_The problem_
Copy each line containing the word "JSON" from the records that follow, please.

_Records_
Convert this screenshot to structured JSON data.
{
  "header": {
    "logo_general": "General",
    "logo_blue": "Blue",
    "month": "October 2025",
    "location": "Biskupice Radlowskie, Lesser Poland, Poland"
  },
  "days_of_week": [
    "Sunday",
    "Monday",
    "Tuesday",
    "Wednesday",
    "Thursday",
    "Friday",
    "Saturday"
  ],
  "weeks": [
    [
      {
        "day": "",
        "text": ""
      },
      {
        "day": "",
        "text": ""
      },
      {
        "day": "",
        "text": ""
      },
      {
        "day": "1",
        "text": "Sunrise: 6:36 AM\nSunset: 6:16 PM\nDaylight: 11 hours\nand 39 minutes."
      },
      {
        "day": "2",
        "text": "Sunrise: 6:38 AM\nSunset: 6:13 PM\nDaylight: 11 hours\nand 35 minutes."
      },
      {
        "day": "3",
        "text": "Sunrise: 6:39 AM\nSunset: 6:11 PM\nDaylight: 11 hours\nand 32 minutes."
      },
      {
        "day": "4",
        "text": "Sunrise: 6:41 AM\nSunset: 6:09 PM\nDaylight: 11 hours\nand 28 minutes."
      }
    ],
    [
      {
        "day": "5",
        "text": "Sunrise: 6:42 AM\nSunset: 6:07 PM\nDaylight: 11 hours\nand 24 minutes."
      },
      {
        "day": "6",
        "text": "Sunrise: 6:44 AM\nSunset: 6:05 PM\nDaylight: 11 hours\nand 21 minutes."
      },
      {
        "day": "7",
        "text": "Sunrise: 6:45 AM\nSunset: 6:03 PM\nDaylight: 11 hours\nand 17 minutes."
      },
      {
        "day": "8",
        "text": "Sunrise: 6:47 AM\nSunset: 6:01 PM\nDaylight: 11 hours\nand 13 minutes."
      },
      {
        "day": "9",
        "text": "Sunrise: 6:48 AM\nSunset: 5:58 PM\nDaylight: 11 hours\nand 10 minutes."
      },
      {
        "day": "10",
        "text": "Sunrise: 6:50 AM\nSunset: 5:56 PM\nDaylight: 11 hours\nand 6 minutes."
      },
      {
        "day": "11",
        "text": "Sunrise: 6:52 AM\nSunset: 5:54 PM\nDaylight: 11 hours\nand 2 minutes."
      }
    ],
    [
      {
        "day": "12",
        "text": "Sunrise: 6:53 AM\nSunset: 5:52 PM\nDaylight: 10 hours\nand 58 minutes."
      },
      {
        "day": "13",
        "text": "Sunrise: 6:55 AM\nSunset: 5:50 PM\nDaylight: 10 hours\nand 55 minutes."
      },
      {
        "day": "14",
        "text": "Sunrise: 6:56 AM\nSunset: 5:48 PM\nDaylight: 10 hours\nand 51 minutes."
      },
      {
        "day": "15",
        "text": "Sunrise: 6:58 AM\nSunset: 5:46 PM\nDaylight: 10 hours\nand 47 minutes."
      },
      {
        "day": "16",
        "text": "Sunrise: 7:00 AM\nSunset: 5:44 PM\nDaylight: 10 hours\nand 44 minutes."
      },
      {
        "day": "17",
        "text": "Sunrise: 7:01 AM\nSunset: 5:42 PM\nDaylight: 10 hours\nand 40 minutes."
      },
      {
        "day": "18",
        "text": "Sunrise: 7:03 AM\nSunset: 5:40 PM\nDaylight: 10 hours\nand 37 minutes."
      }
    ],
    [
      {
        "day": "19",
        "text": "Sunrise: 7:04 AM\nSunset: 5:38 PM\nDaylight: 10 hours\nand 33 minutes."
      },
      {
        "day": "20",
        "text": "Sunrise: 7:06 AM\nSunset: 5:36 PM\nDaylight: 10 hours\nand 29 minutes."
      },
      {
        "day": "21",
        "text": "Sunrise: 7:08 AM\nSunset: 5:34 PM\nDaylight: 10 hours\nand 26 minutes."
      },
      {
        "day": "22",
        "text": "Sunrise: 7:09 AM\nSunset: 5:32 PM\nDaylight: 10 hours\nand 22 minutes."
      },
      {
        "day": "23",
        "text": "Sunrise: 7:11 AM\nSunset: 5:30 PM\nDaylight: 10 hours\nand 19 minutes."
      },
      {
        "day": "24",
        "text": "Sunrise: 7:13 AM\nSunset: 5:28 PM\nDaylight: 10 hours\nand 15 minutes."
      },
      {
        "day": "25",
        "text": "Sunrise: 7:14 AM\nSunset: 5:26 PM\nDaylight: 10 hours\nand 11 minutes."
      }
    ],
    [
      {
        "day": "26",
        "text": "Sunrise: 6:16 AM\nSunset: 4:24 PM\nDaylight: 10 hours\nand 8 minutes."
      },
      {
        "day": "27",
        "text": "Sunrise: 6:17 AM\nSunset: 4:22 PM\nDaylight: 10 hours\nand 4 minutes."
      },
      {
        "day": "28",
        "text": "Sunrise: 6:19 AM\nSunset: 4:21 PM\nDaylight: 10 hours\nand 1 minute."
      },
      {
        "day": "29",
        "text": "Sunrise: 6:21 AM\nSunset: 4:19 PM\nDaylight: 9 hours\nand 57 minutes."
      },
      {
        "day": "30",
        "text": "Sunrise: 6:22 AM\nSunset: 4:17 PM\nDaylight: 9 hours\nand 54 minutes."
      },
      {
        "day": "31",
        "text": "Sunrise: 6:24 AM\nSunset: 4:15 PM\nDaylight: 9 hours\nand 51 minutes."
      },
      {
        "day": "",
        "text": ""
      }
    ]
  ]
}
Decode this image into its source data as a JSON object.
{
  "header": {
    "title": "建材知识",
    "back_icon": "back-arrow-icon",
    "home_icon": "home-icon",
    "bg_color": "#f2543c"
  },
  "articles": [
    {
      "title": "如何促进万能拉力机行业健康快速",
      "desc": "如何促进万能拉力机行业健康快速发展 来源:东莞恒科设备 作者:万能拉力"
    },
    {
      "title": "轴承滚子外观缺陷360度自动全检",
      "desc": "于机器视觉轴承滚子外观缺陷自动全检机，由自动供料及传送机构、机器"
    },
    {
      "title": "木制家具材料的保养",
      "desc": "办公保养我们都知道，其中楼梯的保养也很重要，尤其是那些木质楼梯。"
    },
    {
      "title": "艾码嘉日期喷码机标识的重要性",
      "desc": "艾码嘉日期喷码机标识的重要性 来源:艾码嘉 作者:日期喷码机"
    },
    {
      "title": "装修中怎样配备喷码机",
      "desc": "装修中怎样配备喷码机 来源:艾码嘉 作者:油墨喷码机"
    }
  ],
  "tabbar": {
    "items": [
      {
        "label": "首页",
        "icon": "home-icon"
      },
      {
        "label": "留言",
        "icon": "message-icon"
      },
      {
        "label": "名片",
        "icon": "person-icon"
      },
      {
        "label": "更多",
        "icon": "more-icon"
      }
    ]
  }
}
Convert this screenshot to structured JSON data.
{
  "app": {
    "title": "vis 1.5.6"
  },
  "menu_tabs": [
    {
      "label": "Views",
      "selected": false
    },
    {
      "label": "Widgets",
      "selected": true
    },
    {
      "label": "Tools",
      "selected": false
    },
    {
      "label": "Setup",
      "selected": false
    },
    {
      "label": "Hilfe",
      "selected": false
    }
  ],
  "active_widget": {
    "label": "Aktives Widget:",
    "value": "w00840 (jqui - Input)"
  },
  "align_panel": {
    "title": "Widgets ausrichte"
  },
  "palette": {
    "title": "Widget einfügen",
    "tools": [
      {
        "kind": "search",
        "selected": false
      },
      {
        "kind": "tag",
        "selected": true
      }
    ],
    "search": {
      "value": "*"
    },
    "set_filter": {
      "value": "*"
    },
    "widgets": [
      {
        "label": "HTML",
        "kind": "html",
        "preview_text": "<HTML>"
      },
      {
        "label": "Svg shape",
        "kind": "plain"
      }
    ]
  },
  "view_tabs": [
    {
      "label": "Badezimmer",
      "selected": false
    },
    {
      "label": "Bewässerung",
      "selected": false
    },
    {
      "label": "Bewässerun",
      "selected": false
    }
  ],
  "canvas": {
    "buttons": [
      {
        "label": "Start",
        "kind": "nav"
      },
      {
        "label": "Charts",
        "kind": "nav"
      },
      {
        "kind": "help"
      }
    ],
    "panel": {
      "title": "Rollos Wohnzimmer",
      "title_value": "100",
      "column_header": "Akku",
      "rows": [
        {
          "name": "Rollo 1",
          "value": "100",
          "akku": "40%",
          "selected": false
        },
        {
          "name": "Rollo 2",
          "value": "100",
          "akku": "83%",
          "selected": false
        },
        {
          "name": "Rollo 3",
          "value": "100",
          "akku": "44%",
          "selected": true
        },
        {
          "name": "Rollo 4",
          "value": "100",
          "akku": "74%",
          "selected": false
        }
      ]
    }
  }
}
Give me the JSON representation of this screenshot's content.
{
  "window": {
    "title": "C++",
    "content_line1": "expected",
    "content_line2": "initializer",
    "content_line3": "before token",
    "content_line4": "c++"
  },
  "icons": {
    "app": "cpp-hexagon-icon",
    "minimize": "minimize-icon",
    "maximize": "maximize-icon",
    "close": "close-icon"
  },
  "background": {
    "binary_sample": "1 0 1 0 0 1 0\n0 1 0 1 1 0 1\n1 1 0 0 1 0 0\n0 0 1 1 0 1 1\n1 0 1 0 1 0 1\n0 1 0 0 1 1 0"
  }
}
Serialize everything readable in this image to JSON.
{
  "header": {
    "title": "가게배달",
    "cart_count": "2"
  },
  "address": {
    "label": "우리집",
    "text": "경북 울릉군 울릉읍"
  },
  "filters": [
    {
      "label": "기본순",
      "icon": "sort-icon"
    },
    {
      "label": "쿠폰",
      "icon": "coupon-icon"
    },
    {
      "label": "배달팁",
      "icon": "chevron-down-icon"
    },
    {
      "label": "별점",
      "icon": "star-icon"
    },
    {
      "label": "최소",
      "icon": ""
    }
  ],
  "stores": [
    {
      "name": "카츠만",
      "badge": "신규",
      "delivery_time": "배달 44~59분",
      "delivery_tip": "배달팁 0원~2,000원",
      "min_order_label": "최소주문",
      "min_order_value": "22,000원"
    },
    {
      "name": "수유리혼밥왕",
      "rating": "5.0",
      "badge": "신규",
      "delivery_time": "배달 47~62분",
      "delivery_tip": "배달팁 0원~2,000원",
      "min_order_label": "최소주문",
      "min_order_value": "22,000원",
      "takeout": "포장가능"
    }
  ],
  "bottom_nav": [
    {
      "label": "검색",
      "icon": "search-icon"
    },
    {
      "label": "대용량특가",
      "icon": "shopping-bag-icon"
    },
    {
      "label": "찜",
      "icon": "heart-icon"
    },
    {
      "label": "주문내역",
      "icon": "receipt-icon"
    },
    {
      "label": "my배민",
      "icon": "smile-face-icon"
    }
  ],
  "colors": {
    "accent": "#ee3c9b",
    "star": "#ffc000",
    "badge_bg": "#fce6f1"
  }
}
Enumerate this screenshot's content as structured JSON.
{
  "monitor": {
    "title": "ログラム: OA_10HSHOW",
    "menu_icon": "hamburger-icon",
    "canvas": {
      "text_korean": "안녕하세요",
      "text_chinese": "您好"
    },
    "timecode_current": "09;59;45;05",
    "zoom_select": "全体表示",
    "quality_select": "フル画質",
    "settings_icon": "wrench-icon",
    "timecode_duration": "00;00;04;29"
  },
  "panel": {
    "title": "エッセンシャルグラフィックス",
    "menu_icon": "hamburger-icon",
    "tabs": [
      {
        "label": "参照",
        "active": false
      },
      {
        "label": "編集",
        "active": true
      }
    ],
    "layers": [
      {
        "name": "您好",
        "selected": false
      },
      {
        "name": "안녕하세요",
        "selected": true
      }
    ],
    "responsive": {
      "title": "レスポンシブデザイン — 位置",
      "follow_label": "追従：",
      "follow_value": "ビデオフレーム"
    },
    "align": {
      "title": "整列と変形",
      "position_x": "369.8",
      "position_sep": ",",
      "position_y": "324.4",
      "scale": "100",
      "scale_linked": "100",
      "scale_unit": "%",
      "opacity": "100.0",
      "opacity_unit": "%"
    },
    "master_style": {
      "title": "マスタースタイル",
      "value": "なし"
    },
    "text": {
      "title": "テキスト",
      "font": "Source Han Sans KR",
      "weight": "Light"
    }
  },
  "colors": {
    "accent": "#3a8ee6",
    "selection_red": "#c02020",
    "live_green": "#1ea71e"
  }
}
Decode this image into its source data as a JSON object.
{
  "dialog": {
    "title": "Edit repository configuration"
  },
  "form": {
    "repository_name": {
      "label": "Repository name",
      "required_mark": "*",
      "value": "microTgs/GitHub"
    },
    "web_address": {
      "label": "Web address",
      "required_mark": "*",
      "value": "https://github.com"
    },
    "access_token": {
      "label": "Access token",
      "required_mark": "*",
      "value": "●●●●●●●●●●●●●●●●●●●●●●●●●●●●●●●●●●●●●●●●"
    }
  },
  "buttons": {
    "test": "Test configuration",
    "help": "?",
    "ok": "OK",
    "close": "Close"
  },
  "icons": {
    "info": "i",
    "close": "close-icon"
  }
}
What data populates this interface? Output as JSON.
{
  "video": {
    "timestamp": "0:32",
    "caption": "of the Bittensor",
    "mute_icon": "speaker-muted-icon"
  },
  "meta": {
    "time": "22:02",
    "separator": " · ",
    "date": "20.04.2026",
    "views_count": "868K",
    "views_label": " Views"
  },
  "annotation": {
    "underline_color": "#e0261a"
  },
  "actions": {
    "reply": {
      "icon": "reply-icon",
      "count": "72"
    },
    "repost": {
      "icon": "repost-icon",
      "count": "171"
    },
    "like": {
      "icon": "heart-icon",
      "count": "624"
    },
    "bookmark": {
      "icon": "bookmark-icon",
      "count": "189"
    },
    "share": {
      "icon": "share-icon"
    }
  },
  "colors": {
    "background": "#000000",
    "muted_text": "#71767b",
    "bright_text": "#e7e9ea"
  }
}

_Finished task_
Convert this screenshot to structured JSON data.
Decode this image into its source data as a JSON object.
Convert this screenshot to structured JSON data.
Give me the JSON representation of this screenshot's content.
Serialize everything readable in this image to JSON.
Enumerate this screenshot's content as structured JSON.
Decode this image into its source data as a JSON object.
What data populates this interface? Output as JSON.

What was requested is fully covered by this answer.